The influence of driving procedures and extraneous car noise on perception of engine knock has been studied with a random sample of 1975 and 1977 U.S. and imported cars, all but one with automatic transmissions. Test fuels were blended from unleaded, commercial gasolines of low, intermediate, and high octane quality; they provided a range of Research Octane Number (RON) from 81 to 100. Year-to-year changes in reports of knock by both customers and raters and changes in octane requirements were also considered. Customers generally accelerated cars less vigorously and tended to perceive knock less often than raters. In cars that had maximum octane requirements at part-throttle, customers perceived knock about as frequently as raters. Octane requirements, as determined by raters, were reduced by about 2 RON's when the car radio was turned on and the windows closed. Both customers and raters reported more knock with 1975-1977 model cars than with earlier models. Since 1975, octane requirements of certain car models tended to be adjusted to the octane quality of available gasoline.

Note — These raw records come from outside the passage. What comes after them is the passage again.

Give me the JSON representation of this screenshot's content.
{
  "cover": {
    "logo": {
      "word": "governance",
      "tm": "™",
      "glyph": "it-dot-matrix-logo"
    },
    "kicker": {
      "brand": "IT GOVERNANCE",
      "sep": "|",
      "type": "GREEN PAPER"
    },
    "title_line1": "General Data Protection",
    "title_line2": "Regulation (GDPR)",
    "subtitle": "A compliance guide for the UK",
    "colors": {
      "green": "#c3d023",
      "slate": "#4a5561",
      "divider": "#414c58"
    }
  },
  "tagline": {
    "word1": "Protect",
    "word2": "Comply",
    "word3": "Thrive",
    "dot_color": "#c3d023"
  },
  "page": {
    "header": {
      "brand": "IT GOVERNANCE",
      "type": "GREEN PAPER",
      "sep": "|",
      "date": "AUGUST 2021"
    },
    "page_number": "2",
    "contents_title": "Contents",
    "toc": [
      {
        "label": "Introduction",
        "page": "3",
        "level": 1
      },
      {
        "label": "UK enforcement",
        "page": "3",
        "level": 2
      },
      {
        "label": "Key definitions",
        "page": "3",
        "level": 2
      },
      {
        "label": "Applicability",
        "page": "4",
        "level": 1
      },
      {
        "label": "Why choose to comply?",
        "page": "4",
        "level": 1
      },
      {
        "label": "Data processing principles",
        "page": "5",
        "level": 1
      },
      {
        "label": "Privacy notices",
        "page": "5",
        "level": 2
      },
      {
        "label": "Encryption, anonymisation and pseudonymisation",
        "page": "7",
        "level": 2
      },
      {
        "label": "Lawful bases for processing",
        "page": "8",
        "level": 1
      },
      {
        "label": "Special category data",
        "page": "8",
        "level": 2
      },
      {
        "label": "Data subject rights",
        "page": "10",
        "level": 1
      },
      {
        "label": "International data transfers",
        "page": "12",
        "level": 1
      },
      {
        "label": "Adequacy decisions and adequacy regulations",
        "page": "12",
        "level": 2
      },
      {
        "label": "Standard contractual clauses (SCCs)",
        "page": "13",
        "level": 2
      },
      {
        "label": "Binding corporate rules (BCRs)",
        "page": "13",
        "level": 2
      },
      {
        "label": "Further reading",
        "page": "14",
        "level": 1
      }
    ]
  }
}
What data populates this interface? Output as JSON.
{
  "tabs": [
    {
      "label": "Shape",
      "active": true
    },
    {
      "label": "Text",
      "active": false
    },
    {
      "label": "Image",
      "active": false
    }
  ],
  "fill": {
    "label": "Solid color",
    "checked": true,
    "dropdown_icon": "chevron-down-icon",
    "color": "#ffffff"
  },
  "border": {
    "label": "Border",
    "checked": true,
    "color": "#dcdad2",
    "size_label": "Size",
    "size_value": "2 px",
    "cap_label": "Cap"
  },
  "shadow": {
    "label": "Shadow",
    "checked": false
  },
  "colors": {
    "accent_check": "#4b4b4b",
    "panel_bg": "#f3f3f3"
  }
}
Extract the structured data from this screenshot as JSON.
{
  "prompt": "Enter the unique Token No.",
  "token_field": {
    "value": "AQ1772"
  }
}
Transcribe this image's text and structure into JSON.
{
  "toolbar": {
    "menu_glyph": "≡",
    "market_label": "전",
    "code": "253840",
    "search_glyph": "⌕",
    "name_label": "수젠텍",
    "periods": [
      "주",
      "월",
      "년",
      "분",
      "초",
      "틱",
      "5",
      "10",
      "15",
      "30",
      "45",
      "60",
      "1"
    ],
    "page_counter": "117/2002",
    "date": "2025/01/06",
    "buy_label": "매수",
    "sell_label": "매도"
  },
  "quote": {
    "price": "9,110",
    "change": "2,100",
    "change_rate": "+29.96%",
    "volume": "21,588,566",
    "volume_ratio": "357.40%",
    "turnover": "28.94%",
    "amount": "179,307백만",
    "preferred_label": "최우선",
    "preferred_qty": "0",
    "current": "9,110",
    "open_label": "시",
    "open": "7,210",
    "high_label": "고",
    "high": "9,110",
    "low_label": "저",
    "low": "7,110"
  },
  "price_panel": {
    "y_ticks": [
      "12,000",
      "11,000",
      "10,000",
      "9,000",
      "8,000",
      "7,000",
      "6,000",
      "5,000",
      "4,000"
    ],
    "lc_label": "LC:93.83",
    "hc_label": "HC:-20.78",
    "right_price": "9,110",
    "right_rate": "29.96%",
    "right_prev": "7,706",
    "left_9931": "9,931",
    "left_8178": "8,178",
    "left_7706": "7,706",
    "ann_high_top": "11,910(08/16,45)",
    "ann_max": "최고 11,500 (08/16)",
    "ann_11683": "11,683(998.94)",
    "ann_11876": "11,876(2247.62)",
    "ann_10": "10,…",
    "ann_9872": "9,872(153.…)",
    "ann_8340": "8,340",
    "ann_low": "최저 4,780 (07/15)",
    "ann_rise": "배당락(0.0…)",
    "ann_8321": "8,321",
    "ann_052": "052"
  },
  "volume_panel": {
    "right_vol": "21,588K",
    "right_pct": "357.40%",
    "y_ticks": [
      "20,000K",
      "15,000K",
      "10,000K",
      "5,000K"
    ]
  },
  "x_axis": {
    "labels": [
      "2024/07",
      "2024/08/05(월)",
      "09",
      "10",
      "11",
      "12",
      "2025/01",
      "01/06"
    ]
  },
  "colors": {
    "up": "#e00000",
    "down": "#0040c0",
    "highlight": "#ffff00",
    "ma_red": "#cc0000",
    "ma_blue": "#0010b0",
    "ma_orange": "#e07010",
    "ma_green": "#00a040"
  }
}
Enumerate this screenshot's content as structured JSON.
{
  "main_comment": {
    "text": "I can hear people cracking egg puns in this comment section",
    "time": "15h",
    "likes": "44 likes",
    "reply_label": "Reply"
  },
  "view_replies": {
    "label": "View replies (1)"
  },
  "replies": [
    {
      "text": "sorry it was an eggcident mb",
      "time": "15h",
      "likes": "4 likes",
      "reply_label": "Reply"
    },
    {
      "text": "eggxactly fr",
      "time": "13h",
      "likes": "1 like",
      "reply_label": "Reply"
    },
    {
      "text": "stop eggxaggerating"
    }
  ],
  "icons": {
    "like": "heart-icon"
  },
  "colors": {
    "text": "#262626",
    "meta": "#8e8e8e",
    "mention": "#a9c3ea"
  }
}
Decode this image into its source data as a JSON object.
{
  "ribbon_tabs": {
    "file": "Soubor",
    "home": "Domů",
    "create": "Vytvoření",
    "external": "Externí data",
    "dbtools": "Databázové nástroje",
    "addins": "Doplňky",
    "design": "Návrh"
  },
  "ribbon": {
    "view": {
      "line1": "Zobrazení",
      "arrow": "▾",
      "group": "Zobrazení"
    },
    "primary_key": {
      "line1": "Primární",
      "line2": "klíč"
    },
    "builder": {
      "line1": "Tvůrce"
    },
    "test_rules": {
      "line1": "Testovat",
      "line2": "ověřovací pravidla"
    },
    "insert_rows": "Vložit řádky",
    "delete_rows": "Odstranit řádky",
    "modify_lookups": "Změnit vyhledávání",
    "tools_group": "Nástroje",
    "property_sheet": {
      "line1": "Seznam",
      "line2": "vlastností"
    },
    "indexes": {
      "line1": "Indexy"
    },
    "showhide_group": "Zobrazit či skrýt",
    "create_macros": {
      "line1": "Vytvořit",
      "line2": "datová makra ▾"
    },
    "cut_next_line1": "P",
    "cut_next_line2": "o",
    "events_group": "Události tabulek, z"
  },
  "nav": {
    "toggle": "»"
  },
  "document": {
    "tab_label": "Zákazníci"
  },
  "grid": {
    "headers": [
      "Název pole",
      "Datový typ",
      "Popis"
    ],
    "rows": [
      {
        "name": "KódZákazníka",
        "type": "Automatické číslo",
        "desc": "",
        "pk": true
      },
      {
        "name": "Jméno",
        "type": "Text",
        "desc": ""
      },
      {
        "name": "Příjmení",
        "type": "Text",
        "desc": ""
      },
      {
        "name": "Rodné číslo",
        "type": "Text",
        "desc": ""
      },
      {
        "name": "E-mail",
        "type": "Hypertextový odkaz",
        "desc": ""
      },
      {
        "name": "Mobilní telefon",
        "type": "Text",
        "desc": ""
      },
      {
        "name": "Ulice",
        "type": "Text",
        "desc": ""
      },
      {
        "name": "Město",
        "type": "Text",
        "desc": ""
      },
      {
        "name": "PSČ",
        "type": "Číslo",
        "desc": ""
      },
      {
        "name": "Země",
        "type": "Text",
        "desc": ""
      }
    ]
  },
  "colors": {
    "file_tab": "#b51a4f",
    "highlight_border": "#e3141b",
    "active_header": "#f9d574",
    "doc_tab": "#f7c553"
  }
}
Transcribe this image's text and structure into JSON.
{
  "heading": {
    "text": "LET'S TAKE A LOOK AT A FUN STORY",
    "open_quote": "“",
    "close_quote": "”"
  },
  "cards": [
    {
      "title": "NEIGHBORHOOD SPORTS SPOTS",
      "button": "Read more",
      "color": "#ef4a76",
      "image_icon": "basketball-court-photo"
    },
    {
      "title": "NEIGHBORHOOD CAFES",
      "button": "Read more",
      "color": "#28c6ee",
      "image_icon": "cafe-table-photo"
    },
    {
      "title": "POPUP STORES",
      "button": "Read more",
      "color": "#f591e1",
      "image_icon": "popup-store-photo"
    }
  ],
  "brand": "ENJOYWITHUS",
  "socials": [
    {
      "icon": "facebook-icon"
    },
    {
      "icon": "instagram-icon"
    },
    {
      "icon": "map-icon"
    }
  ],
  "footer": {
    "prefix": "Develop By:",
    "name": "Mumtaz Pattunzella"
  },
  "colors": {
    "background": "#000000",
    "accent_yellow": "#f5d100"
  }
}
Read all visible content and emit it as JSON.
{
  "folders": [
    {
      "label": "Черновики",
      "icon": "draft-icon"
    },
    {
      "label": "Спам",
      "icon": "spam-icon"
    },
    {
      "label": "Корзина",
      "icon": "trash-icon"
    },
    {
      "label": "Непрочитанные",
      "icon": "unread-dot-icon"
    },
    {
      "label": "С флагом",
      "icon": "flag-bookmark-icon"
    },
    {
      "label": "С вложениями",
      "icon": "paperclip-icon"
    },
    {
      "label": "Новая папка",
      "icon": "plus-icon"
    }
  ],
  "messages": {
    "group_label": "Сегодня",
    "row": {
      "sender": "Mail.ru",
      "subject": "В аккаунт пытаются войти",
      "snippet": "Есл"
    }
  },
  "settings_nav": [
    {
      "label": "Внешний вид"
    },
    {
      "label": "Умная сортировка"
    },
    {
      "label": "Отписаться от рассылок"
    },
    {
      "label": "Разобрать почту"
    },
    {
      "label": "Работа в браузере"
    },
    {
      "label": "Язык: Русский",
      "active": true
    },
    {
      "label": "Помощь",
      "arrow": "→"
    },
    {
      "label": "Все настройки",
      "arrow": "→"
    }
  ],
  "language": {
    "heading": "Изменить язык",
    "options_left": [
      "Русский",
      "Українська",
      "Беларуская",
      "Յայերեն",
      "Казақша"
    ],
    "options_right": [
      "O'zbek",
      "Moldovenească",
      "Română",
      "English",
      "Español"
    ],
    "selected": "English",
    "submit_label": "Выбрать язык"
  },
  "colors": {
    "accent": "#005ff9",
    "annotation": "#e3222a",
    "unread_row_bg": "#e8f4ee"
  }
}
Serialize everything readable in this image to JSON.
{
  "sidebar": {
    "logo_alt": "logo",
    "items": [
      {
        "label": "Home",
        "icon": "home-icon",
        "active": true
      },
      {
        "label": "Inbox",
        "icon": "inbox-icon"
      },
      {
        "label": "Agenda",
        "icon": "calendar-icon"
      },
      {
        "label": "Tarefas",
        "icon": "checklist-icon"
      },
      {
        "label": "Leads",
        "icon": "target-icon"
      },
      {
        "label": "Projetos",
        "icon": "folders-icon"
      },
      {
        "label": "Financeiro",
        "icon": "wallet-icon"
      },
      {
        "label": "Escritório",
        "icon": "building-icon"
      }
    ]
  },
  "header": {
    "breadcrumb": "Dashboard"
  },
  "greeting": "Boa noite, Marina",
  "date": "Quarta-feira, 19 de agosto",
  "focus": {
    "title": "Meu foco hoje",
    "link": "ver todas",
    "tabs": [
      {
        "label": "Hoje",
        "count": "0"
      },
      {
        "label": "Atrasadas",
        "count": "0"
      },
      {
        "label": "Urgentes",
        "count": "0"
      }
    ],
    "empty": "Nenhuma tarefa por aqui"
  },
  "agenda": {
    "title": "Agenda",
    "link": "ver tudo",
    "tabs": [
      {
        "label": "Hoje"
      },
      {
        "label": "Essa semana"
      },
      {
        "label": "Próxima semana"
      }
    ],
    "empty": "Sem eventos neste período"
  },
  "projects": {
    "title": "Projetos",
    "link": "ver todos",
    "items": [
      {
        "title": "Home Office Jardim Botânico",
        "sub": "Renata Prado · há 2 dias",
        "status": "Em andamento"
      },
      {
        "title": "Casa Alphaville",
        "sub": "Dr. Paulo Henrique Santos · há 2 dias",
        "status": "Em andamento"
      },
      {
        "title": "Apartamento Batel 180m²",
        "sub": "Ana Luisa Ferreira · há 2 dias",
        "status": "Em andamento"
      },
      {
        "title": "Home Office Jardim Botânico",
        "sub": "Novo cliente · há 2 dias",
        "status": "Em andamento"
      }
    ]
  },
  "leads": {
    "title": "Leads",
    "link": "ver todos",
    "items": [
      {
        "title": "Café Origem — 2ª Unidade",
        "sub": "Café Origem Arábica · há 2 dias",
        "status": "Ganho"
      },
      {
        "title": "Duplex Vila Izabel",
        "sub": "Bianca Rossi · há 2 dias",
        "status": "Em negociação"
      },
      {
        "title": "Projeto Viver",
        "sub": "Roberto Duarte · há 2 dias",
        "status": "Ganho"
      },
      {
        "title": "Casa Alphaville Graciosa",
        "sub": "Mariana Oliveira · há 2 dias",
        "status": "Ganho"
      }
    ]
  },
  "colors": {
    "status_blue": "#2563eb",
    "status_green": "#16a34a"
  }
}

More information is needed to determine whether the differences between customer and rater perception of knock change significantly from winter to summer.

  • Supplemental Notes:
    • Presented at the SAE Congress and Exposition, Detroit, 27 February-3 March 1978.
  • Corporate Authors:

    Society of Automotive Engineers (SAE)

    400 Commonwealth Drive
    Warrendale, PA  United States  15096
  • Authors:
    • Bettoney, W W
    • Rogers Jr, J D
    • Riegel, J E
  • Publication Date: 1978

Media Info

  • Features: References;
  • Pagination: 32 p.

Subject/Index Terms

Filing Info

  • Accession Number: 00395650
  • Record Type: Publication
  • Source Agency: National Highway Traffic Safety Administration
  • Report/Paper Numbers: SAE 780323, HS-025 420U
  • Files: HSL, USDOT
  • Created Date: Jun 30 1985 12:00AM